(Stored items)
....................

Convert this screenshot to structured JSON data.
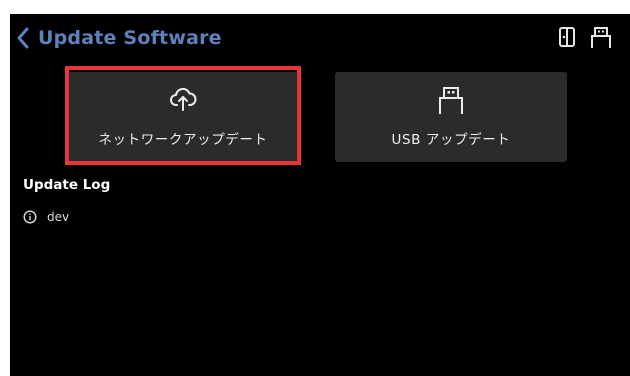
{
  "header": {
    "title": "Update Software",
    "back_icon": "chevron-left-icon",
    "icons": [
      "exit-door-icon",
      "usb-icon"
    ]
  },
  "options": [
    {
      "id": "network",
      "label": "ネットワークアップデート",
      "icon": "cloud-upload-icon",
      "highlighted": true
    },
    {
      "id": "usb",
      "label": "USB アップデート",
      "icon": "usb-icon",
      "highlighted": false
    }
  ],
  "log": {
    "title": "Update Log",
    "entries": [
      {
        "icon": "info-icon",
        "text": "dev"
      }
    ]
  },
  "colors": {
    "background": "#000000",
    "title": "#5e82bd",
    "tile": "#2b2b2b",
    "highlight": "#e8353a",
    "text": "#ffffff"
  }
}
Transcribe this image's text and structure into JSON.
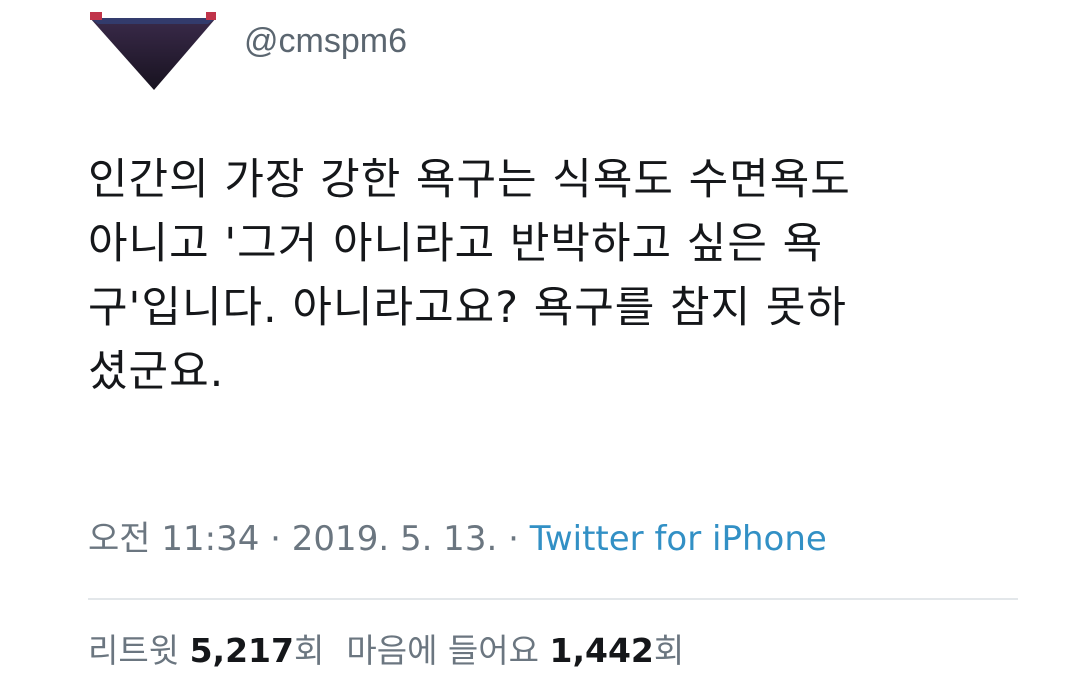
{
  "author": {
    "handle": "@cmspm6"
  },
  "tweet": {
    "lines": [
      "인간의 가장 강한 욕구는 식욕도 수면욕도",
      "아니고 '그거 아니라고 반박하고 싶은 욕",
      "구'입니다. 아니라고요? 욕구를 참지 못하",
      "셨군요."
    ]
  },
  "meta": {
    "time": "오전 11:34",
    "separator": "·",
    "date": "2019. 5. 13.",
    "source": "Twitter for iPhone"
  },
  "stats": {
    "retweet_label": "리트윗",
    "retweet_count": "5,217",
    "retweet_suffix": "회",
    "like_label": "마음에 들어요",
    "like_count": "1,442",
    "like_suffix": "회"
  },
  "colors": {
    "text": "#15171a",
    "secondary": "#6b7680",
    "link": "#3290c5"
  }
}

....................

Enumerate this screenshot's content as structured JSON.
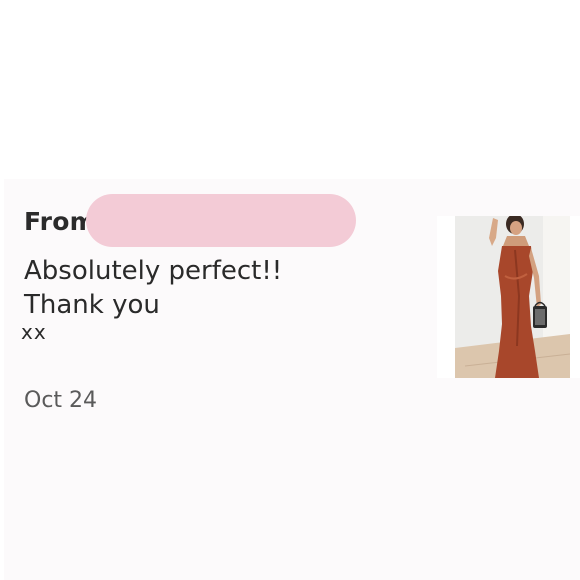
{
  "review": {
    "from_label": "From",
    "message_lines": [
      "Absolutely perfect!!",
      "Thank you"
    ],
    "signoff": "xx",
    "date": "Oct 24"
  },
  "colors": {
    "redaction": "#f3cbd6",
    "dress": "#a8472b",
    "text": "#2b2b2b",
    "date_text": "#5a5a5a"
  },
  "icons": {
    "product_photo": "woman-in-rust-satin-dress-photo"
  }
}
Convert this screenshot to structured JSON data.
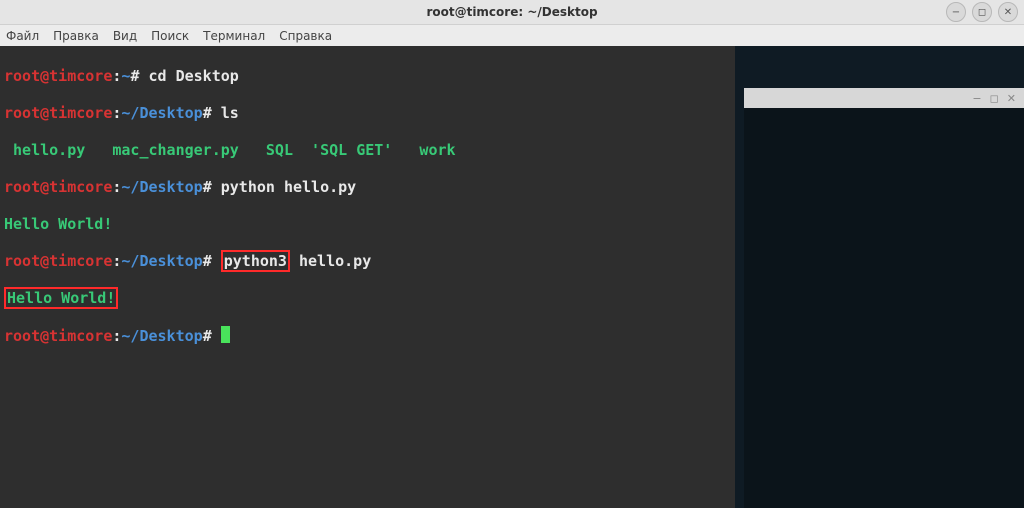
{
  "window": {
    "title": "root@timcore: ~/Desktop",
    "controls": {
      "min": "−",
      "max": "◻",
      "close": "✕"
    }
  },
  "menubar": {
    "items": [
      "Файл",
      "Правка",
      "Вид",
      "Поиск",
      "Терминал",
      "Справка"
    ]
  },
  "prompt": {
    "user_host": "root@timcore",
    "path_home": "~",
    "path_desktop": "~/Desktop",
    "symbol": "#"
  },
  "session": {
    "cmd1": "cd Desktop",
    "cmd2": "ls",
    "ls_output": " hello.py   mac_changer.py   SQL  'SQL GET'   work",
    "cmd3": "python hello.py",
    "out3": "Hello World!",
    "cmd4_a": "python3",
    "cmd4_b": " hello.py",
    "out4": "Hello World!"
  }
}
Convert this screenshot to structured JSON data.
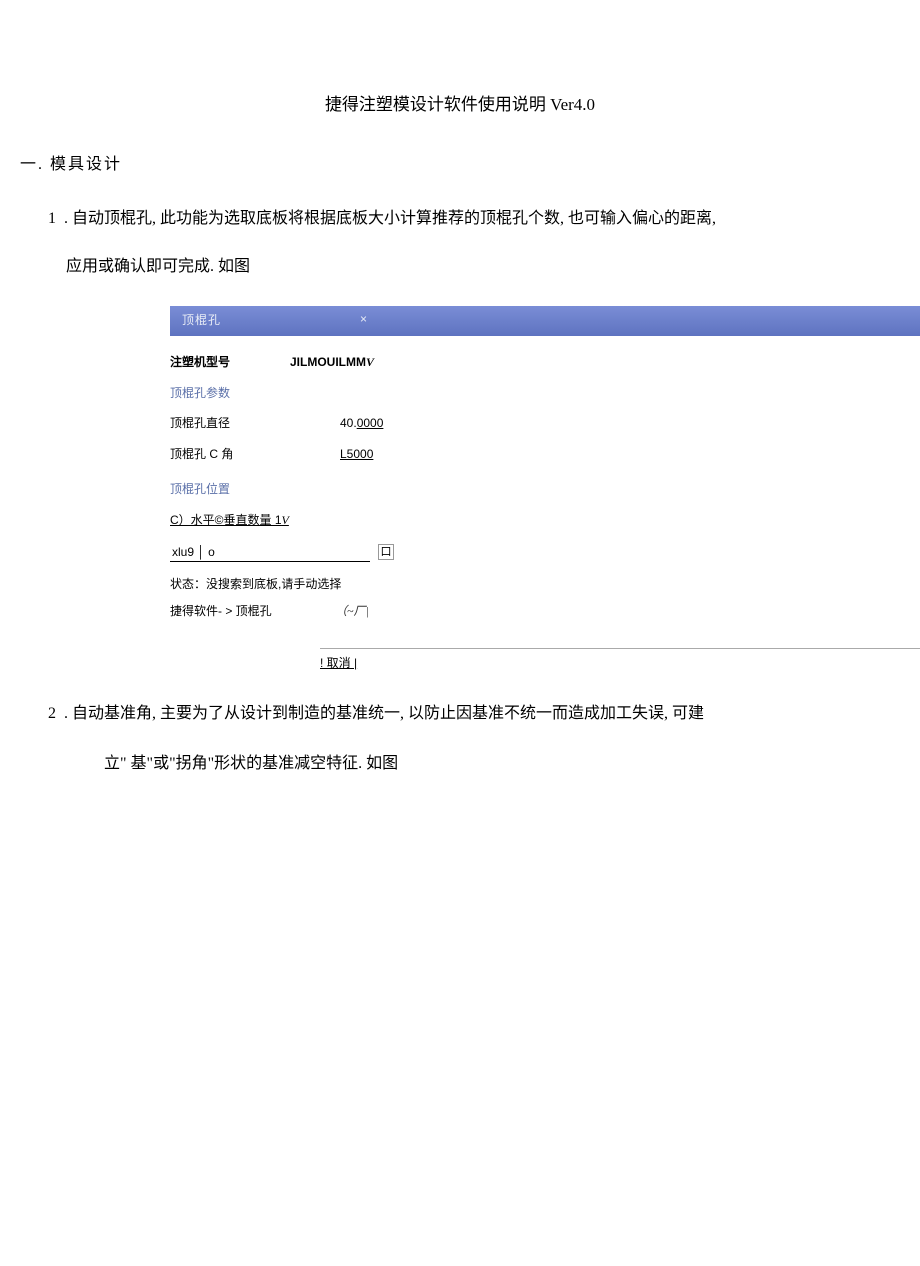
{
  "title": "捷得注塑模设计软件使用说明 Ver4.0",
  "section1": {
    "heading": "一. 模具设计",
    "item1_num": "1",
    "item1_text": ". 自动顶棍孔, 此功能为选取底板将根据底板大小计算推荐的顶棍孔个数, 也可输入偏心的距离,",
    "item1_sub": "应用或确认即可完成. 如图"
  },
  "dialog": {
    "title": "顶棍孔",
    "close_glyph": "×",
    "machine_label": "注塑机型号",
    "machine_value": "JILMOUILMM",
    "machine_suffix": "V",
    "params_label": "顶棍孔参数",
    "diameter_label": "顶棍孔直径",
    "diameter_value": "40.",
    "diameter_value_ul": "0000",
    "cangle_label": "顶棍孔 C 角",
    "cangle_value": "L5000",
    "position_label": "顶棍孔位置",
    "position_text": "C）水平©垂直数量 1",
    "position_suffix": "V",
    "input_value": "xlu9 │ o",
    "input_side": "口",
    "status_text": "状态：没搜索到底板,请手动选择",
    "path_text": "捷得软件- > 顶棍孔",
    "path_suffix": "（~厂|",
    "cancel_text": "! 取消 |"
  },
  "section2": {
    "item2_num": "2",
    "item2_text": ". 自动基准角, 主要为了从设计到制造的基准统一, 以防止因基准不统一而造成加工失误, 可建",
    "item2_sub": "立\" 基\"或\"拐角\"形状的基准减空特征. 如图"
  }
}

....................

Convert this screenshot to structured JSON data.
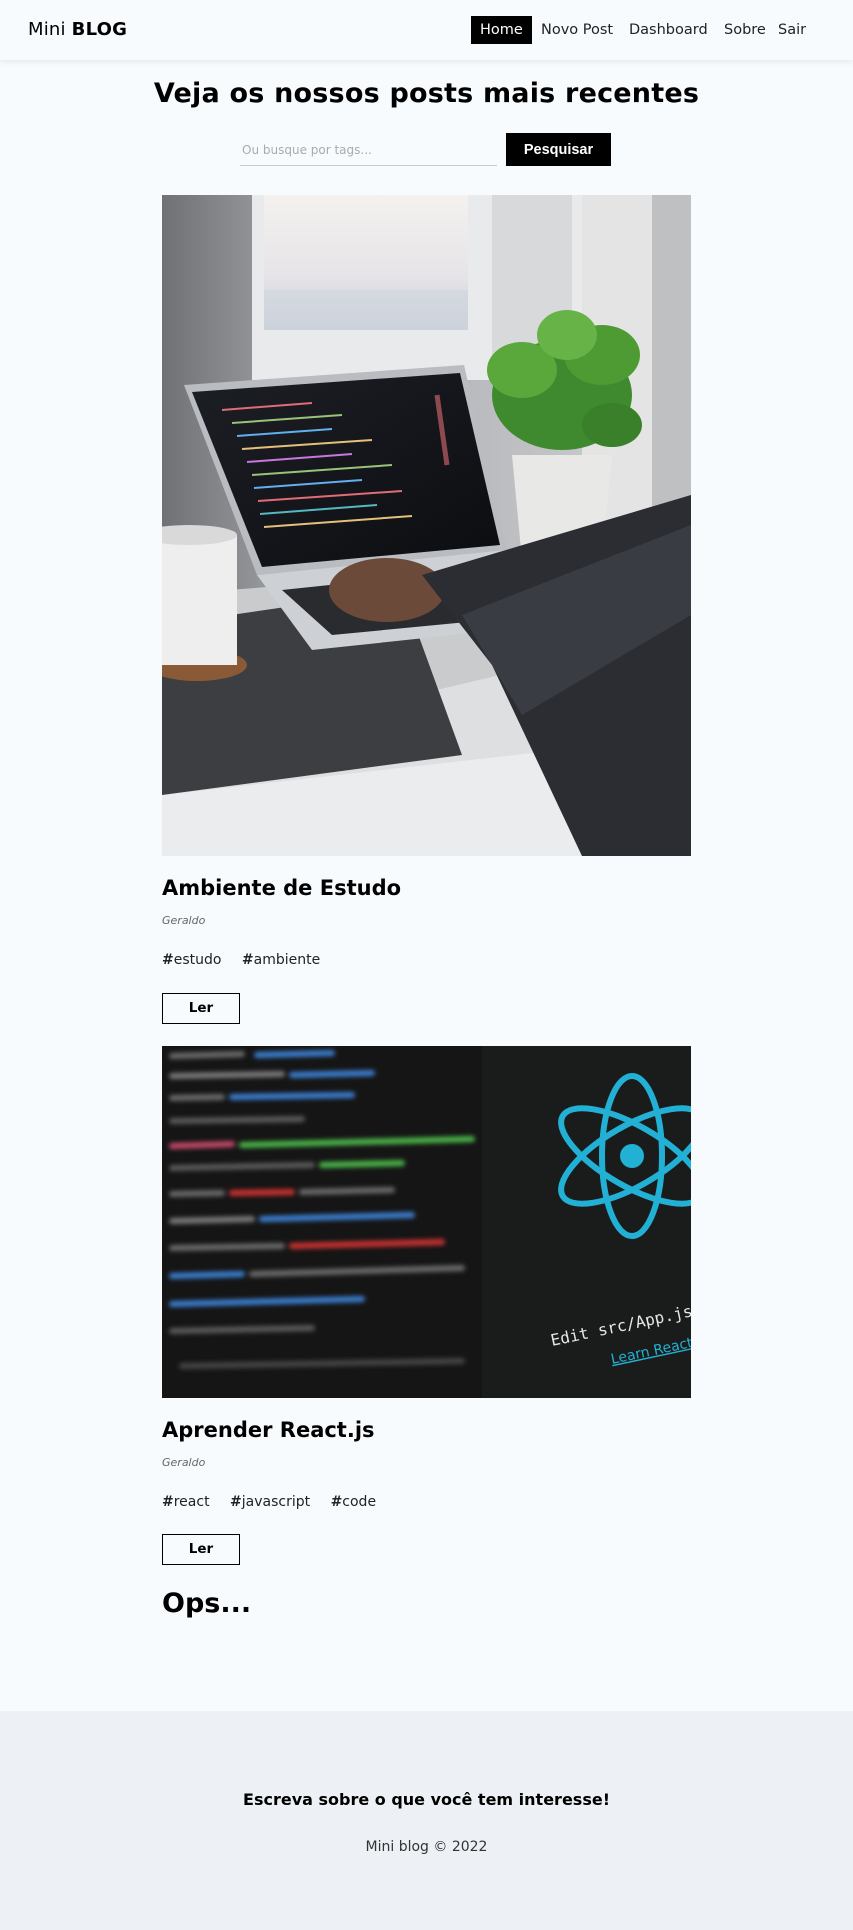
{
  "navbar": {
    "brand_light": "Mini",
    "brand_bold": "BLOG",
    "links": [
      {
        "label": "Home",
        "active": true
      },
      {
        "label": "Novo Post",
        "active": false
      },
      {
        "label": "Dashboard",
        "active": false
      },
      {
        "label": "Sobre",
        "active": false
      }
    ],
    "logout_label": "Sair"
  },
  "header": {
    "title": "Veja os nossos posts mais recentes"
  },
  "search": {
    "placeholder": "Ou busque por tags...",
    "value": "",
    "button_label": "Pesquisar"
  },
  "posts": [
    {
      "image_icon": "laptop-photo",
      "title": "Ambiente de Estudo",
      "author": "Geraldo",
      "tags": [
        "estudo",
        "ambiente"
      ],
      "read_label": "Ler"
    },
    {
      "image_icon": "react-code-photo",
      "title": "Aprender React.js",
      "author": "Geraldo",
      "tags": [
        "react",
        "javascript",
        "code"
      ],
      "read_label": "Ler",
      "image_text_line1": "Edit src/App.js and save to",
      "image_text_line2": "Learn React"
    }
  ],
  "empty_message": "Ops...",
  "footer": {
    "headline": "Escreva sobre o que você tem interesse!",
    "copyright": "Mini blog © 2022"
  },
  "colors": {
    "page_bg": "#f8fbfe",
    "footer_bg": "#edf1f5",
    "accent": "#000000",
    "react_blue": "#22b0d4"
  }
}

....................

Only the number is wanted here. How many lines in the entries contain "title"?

* EXERCISE OUTPUT: 9